• **LISTED ENTRIES**:
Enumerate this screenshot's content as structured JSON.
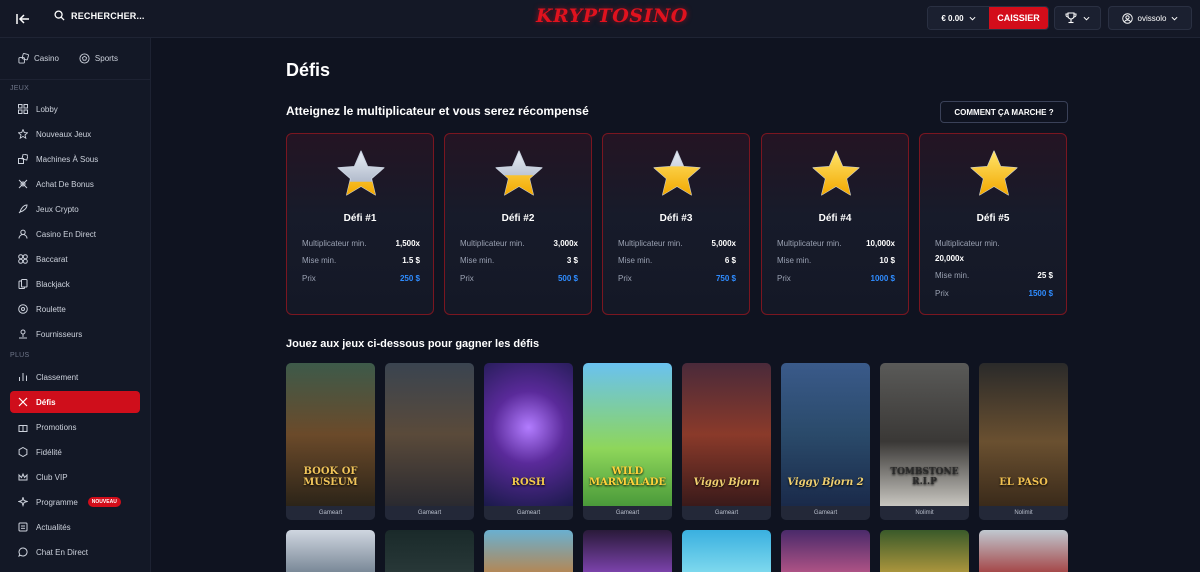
{
  "header": {
    "search_label": "RECHERCHER...",
    "logo_text": "KRYPTOSINO",
    "balance": "€ 0.00",
    "cashier_label": "CAISSIER",
    "username": "ovissolo"
  },
  "sidebar": {
    "tabs": [
      {
        "label": "Casino",
        "icon": "casino-icon"
      },
      {
        "label": "Sports",
        "icon": "sports-icon"
      }
    ],
    "section_games": "JEUX",
    "games_items": [
      {
        "label": "Lobby",
        "icon": "lobby-icon"
      },
      {
        "label": "Nouveaux Jeux",
        "icon": "star-icon"
      },
      {
        "label": "Machines À Sous",
        "icon": "slots-icon"
      },
      {
        "label": "Achat De Bonus",
        "icon": "bonus-buy-icon"
      },
      {
        "label": "Jeux Crypto",
        "icon": "rocket-icon"
      },
      {
        "label": "Casino En Direct",
        "icon": "live-casino-icon"
      },
      {
        "label": "Baccarat",
        "icon": "baccarat-icon"
      },
      {
        "label": "Blackjack",
        "icon": "blackjack-icon"
      },
      {
        "label": "Roulette",
        "icon": "roulette-icon"
      },
      {
        "label": "Fournisseurs",
        "icon": "providers-icon"
      }
    ],
    "section_more": "PLUS",
    "more_items": [
      {
        "label": "Classement",
        "icon": "leaderboard-icon"
      },
      {
        "label": "Défis",
        "icon": "challenges-icon",
        "active": true
      },
      {
        "label": "Promotions",
        "icon": "gift-icon"
      },
      {
        "label": "Fidélité",
        "icon": "loyalty-icon"
      },
      {
        "label": "Club VIP",
        "icon": "crown-icon"
      },
      {
        "label": "Programme",
        "icon": "referral-icon",
        "badge": "NOUVEAU"
      },
      {
        "label": "Actualités",
        "icon": "news-icon"
      },
      {
        "label": "Chat En Direct",
        "icon": "chat-icon"
      }
    ]
  },
  "main": {
    "title": "Défis",
    "subtitle": "Atteignez le multiplicateur et vous serez récompensé",
    "how_button": "COMMENT ÇA MARCHE ?",
    "row_labels": {
      "multiplier": "Multiplicateur min.",
      "min_bet": "Mise min.",
      "prize": "Prix"
    },
    "challenges": [
      {
        "title": "Défi #1",
        "multiplier": "1,500x",
        "min_bet": "1.5 $",
        "prize": "250 $",
        "star_fill": 0.3
      },
      {
        "title": "Défi #2",
        "multiplier": "3,000x",
        "min_bet": "3 $",
        "prize": "500 $",
        "star_fill": 0.45
      },
      {
        "title": "Défi #3",
        "multiplier": "5,000x",
        "min_bet": "6 $",
        "prize": "750 $",
        "star_fill": 0.65
      },
      {
        "title": "Défi #4",
        "multiplier": "10,000x",
        "min_bet": "10 $",
        "prize": "1000 $",
        "star_fill": 1.0
      },
      {
        "title": "Défi #5",
        "multiplier": "20,000x",
        "min_bet": "25 $",
        "prize": "1500 $",
        "star_fill": 1.0
      }
    ],
    "games_title": "Jouez aux jeux ci-dessous pour gagner les défis",
    "games": [
      {
        "name": "BOOK OF MUSEUM",
        "provider": "Gameart"
      },
      {
        "name": "",
        "provider": "Gameart"
      },
      {
        "name": "ROSH",
        "provider": "Gameart"
      },
      {
        "name": "WILD MARMALADE",
        "provider": "Gameart"
      },
      {
        "name": "Viggy Bjorn",
        "provider": "Gameart"
      },
      {
        "name": "Viggy Bjorn 2",
        "provider": "Gameart"
      },
      {
        "name": "TOMBSTONE R.I.P",
        "provider": "Nolimit"
      },
      {
        "name": "EL PASO",
        "provider": "Nolimit"
      }
    ]
  },
  "colors": {
    "accent": "#d30d1a",
    "prize": "#2f8cff",
    "bg": "#0f1320"
  }
}
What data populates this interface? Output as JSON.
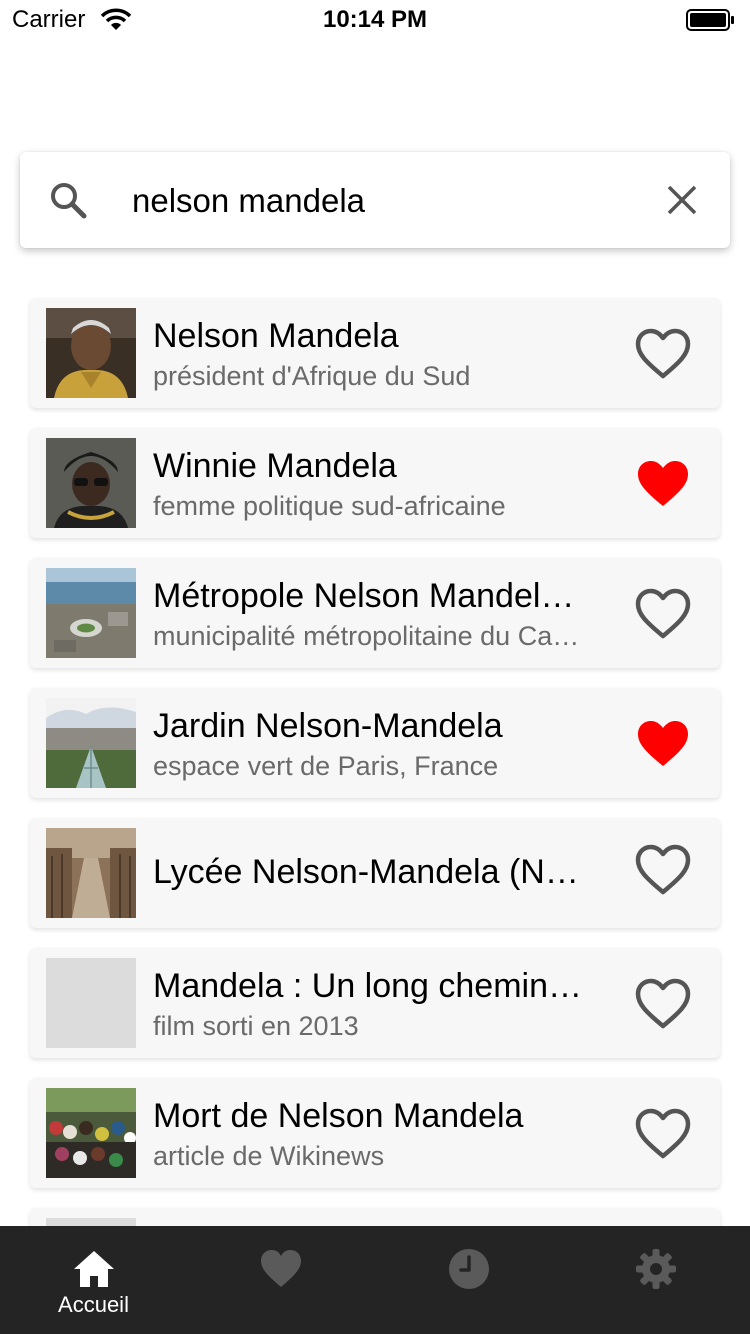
{
  "status_bar": {
    "carrier": "Carrier",
    "time": "10:14 PM"
  },
  "search": {
    "query": "nelson mandela"
  },
  "results": [
    {
      "title": "Nelson Mandela",
      "subtitle": "président d'Afrique du Sud",
      "favorite": false,
      "thumbnail": "portrait-photo"
    },
    {
      "title": "Winnie Mandela",
      "subtitle": "femme politique sud-africaine",
      "favorite": true,
      "thumbnail": "portrait-photo"
    },
    {
      "title": "Métropole Nelson Mandel…",
      "subtitle": "municipalité métropolitaine du Ca…",
      "favorite": false,
      "thumbnail": "aerial-city-photo"
    },
    {
      "title": "Jardin Nelson-Mandela",
      "subtitle": "espace vert de Paris, France",
      "favorite": true,
      "thumbnail": "garden-photo"
    },
    {
      "title": "Lycée Nelson-Mandela (N…",
      "subtitle": "",
      "favorite": false,
      "thumbnail": "school-hall-photo"
    },
    {
      "title": "Mandela : Un long chemin…",
      "subtitle": "film sorti en 2013",
      "favorite": false,
      "thumbnail": "placeholder"
    },
    {
      "title": "Mort de Nelson Mandela",
      "subtitle": "article de Wikinews",
      "favorite": false,
      "thumbnail": "crowd-photo"
    }
  ],
  "tab_bar": {
    "tabs": [
      {
        "icon": "home-icon",
        "label": "Accueil",
        "active": true
      },
      {
        "icon": "heart-icon",
        "label": "",
        "active": false
      },
      {
        "icon": "clock-icon",
        "label": "",
        "active": false
      },
      {
        "icon": "gear-icon",
        "label": "",
        "active": false
      }
    ]
  },
  "colors": {
    "favorite_active": "#ff0000",
    "favorite_inactive": "#555555",
    "tab_bar_bg": "#242424",
    "tab_active": "#ffffff",
    "tab_inactive": "#5a5a5a",
    "card_bg": "#f7f7f7",
    "subtitle_text": "#6a6a6a"
  }
}
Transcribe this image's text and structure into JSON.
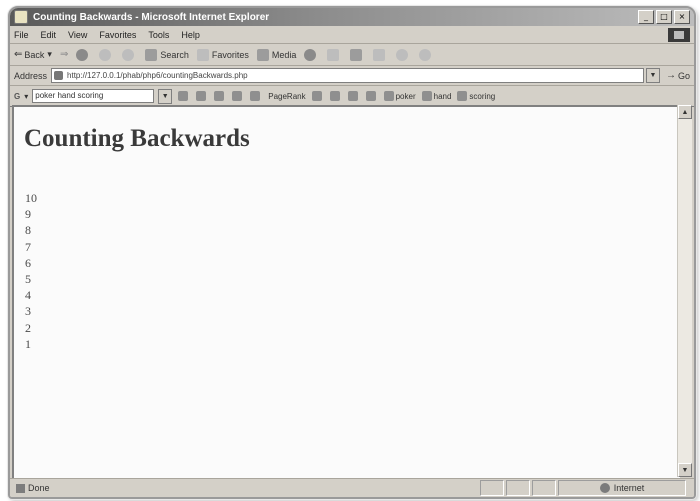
{
  "window": {
    "title": "Counting Backwards - Microsoft Internet Explorer",
    "controls": [
      "_",
      "□",
      "×"
    ]
  },
  "menubar": {
    "items": [
      "File",
      "Edit",
      "View",
      "Favorites",
      "Tools",
      "Help"
    ]
  },
  "toolbar": {
    "back_label": "Back",
    "search_label": "Search",
    "favorites_label": "Favorites",
    "media_label": "Media"
  },
  "addressbar": {
    "label": "Address",
    "url": "http://127.0.0.1/phab/php6/countingBackwards.php",
    "go_label": "Go"
  },
  "googlebar": {
    "search_value": "poker hand scoring",
    "pagerank_label": "PageRank",
    "term_buttons": [
      "poker",
      "hand",
      "scoring"
    ]
  },
  "page": {
    "heading": "Counting Backwards",
    "numbers": [
      "10",
      "9",
      "8",
      "7",
      "6",
      "5",
      "4",
      "3",
      "2",
      "1"
    ]
  },
  "statusbar": {
    "status_text": "Done",
    "zone_text": "Internet"
  }
}
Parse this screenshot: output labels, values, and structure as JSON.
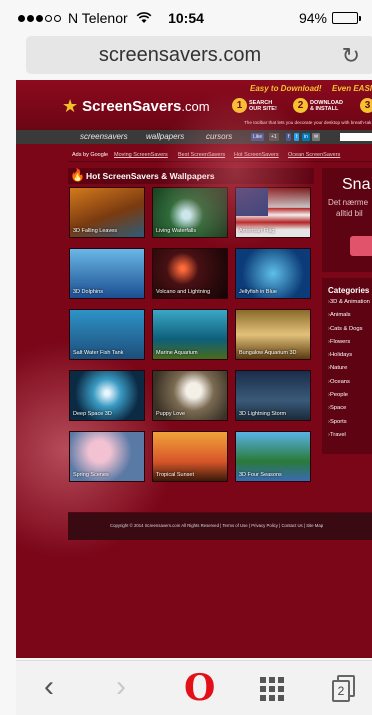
{
  "status_bar": {
    "carrier": "N Telenor",
    "time": "10:54",
    "battery": "94%",
    "battery_level": 0.94
  },
  "address_bar": {
    "url": "screensavers.com",
    "reload_icon": "reload-icon"
  },
  "site": {
    "logo": {
      "name": "ScreenSavers",
      "suffix": ".com"
    },
    "tagline_easy": "Easy to Download!",
    "tagline_easier": "Even EASIER",
    "steps": [
      {
        "num": "1",
        "label": "SEARCH OUR SITE!"
      },
      {
        "num": "2",
        "label": "DOWNLOAD & INSTALL"
      },
      {
        "num": "3",
        "label": ""
      }
    ],
    "toolbar_note": "The toolbar that lets you decorate your desktop with breath-tak",
    "nav": [
      "screensavers",
      "wallpapers",
      "cursors"
    ],
    "share": [
      "Like",
      "+1",
      "f",
      "t",
      "in",
      "✉"
    ],
    "ads_label": "Ads by Google",
    "ads": [
      "Moving ScreenSavers",
      "Best ScreenSavers",
      "Hot ScreenSavers",
      "Ocean ScreenSavers"
    ],
    "section_title": "Hot ScreenSavers & Wallpapers",
    "thumbnails": [
      "3D Falling Leaves",
      "Living Waterfalls",
      "American Flag",
      "3D Dolphins",
      "Volcano and Lightning",
      "Jellyfish in Blue",
      "Salt Water Fish Tank",
      "Marine Aquarium",
      "Bungalow Aquarium 3D",
      "Deep Space 3D",
      "Puppy Love",
      "3D Lightning Storm",
      "Spring Scenes",
      "Tropical Sunset",
      "3D Four Seasons"
    ],
    "side_panel": {
      "title": "Sna",
      "line1": "Det nærme",
      "line2": "alltid bil"
    },
    "categories_title": "Categories",
    "categories": [
      "3D & Animation",
      "Animals",
      "Cats & Dogs",
      "Flowers",
      "Holidays",
      "Nature",
      "Oceans",
      "People",
      "Space",
      "Sports",
      "Travel"
    ],
    "footer": "Copyright © 2014 Screensavers.com All Rights Reserved | Terms of Use | Privacy Policy | Contact Us | Site Map"
  },
  "bottom_bar": {
    "back": "‹",
    "forward": "›",
    "opera": "O",
    "tab_count": "2"
  }
}
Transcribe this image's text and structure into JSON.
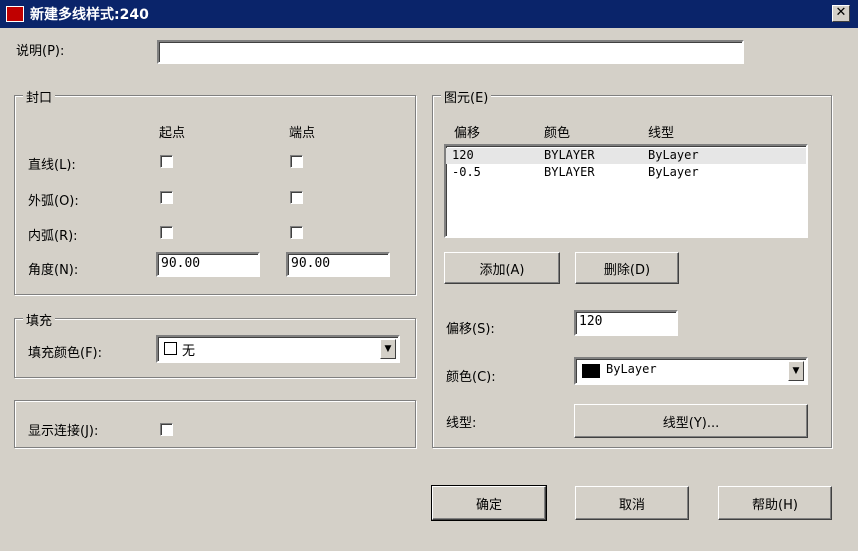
{
  "window": {
    "title": "新建多线样式:240",
    "close_glyph": "✕"
  },
  "description": {
    "label": "说明(P):",
    "value": ""
  },
  "caps": {
    "group_label": "封口",
    "col_start": "起点",
    "col_end": "端点",
    "rows": [
      {
        "label": "直线(L):"
      },
      {
        "label": "外弧(O):"
      },
      {
        "label": "内弧(R):"
      }
    ],
    "angle_label": "角度(N):",
    "angle_start": "90.00",
    "angle_end": "90.00"
  },
  "fill": {
    "group_label": "填充",
    "color_label": "填充颜色(F):",
    "color_value": "无"
  },
  "joints": {
    "label": "显示连接(J):"
  },
  "elements": {
    "group_label": "图元(E)",
    "headers": [
      "偏移",
      "颜色",
      "线型"
    ],
    "rows": [
      {
        "offset": "120",
        "color": "BYLAYER",
        "linetype": "ByLayer"
      },
      {
        "offset": "-0.5",
        "color": "BYLAYER",
        "linetype": "ByLayer"
      }
    ],
    "add_label": "添加(A)",
    "delete_label": "删除(D)",
    "offset_label": "偏移(S):",
    "offset_value": "120",
    "color_label": "颜色(C):",
    "color_value": "ByLayer",
    "linetype_label": "线型:",
    "linetype_button": "线型(Y)..."
  },
  "footer": {
    "ok": "确定",
    "cancel": "取消",
    "help": "帮助(H)"
  },
  "colors": {
    "titlebar": "#0a246a",
    "dialog": "#d4d0c8",
    "swatch": "#000000"
  }
}
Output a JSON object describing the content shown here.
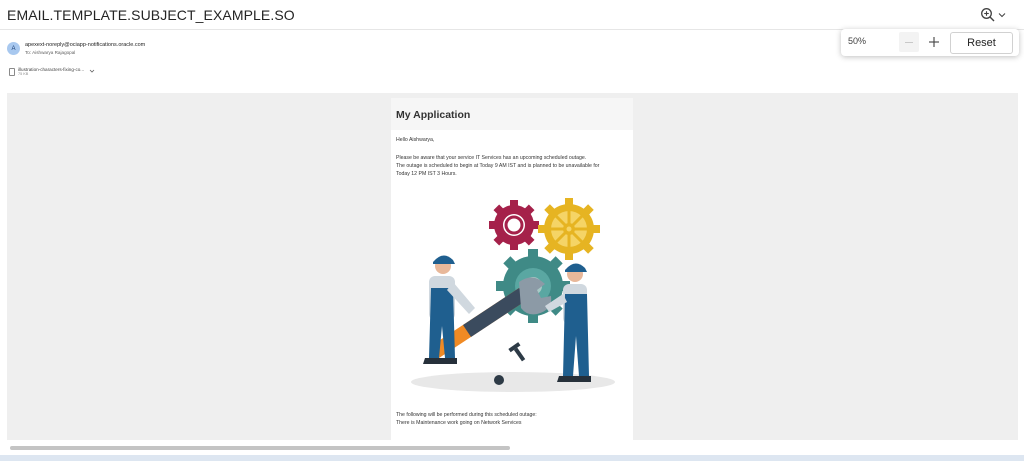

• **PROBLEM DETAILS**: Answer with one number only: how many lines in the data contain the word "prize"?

• **WRITTEN ANSWER**: 7